### WHAT YOU WILL DO
Going line by line through the entries below, tally those that hold the string "label". Give only the total.

### WORKING DATA
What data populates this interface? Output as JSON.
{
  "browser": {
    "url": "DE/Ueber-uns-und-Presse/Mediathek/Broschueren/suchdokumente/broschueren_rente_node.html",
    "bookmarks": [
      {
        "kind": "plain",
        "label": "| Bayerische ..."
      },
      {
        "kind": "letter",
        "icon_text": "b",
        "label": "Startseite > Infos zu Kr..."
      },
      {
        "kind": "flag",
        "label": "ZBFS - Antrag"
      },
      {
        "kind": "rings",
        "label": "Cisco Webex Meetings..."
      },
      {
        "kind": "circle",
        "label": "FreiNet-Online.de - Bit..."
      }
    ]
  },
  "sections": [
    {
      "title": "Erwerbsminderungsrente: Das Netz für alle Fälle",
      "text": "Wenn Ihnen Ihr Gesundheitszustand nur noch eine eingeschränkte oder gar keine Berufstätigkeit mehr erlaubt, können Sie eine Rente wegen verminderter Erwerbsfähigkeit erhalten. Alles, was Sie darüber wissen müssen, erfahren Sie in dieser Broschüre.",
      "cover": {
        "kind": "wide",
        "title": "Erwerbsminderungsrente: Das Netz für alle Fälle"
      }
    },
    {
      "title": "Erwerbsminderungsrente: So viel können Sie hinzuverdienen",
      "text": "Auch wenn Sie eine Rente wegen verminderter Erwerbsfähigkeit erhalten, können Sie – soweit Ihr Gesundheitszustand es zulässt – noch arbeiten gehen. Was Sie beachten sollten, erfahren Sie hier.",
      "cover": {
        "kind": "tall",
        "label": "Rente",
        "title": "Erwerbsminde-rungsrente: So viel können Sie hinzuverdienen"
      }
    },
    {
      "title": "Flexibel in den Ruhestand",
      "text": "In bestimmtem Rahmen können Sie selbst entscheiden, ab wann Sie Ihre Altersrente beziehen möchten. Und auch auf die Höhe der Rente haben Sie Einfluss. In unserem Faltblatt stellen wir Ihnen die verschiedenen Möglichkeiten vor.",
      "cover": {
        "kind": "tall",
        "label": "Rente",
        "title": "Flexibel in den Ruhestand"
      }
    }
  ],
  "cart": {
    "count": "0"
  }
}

### EXERCISE RESPONSE
7